Systemic integration services were accompanied by similar problems — even in this case, the Ministry used the NPWP instead of an open tender, even though it was not entitled to do so. According to the SAO, the Ministry committed a breach of budgetary discipline totalling more than CZK 172 million.
The MoLSA remained, in practice, dependent on external suppliers of ICT services.
Reliance on external suppliers had also led to the transfer of control over IS projects from the MoLSA to the employees of the firms selected without tender, which meant additional expenditure for the state. Auditors have calculated that, for example, the price per one day of work of a project manager from the company selected on the basis of the tender was between CZK 4,800 and 8,500. In situations where the MoLSA had selected directly without tender, the daily work price of a project manager ranged between CZK 14,300 and 24,900. At the same time, the usual price2 on the ICT market was around 11.900 crowns.
Other shortcomings related, for example, to consultancy and external ICT services worth CZK 8.5 million tendered directly by the MoLSA to selected suppliers, again, without any public procurement. The Ministry also had to prepare an ICT development strategy for the years 2018 to 2020, for which it had paid over 8 million crowns by the time of the audit. If the same number of MoLSA employees had worked on it, it would have resulted in approximately CZK 1.1 million.
In total, the SAO reported a breach of budgetary discipline totalling CZK 737 million to the Tax Office as well as filed two criminal complaints including more facts.

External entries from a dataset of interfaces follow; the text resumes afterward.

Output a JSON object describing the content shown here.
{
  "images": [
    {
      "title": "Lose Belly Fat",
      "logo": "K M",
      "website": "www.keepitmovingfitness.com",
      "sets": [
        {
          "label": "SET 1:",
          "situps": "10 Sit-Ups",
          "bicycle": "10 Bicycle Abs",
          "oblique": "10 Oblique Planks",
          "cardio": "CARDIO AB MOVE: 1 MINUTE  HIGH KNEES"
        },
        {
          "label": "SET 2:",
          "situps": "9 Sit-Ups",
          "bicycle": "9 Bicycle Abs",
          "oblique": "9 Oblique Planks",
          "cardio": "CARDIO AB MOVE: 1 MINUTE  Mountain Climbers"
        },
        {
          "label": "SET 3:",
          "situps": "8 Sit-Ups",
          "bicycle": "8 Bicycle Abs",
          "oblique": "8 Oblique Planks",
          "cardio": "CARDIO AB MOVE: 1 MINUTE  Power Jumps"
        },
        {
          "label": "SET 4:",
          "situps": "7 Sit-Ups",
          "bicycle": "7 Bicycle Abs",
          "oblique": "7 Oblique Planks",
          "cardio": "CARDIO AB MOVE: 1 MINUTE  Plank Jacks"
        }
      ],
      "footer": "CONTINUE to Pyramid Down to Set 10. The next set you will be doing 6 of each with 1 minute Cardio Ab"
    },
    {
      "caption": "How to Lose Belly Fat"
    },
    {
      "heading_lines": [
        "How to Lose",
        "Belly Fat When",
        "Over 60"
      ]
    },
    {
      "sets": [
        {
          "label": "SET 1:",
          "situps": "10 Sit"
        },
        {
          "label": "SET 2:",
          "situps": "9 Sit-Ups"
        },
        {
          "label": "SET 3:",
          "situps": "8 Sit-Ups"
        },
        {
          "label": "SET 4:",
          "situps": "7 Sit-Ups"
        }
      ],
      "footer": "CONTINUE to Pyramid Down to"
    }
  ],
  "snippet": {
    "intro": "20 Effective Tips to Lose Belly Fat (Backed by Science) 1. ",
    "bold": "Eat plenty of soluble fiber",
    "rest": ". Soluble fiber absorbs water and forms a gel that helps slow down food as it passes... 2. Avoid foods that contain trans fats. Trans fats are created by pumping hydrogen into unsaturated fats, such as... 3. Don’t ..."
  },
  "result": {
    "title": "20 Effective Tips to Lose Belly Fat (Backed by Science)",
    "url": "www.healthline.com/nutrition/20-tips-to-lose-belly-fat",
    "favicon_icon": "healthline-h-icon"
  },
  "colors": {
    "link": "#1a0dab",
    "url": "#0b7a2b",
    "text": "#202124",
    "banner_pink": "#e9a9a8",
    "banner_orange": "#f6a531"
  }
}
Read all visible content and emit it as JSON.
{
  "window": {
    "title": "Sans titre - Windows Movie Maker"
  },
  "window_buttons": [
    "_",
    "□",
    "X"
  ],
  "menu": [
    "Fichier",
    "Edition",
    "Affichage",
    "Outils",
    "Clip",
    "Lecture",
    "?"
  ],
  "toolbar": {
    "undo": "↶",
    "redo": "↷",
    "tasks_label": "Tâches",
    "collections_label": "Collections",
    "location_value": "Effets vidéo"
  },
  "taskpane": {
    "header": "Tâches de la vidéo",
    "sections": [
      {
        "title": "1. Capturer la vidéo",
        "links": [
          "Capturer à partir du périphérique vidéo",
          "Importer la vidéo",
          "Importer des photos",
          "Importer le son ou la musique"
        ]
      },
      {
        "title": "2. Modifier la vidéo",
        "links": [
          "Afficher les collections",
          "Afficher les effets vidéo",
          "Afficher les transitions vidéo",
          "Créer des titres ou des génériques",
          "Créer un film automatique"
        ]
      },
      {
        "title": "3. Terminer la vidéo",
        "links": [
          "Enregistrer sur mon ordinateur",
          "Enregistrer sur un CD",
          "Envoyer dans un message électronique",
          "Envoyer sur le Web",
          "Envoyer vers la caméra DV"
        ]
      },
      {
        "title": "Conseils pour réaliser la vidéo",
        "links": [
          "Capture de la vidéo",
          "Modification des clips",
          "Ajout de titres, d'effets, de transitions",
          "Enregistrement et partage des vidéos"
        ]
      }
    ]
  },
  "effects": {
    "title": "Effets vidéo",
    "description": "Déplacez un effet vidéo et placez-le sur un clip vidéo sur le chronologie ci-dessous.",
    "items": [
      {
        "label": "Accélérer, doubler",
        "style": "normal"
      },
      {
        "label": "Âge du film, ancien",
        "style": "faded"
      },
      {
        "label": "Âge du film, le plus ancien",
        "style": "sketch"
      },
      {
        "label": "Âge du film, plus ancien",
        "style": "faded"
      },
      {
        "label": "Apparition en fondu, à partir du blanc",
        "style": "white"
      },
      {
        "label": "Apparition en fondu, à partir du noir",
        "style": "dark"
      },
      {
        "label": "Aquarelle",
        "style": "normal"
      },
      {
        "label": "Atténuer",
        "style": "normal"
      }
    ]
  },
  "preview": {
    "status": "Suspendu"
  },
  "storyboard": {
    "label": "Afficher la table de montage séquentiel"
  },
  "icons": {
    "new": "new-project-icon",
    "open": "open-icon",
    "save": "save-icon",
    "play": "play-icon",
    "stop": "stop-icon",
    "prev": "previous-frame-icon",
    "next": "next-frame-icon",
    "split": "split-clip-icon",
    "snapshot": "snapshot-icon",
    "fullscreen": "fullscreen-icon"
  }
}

Some of these problems could have been addressed by the MoLSA if it had striven to resolve the long-term shortage of IT experts. In 2017, the Ministry filled only 52 of the 80 available IT positions. It could also mark up to five per cent of its 1,244 official posts as key ones — such employees can be offered significantly higher salaries than those determined by the pay scale. At the time of the audit, the MoLSA was set to mark only around a percentage of posts, with only three posts being used in the ICT sector.
The audit conclusion of this audit was approved by the Board of the SAO in June 2018, but the SAO could publish it after it had received the approval of the law enforcement authorities.
Supreme Audit Office
1] IS for State Social Support, IS for Material Emergency and Social Services, IS for OKslužby Registry, and the IS for Employment Policy.
2] See Price list of usual pricing for ICT work (Faculty of Economics in Prague, Faculty of Informatics and Statistics, 27 November 2017) determined on the basis of an analysis of data included in the Contract Registry. Now in the updated version, an Overview of usual pricing for ICT work available at https://www.mvcr.cz/clanek/prehled-obvyklych-cen-ict-praci.aspx.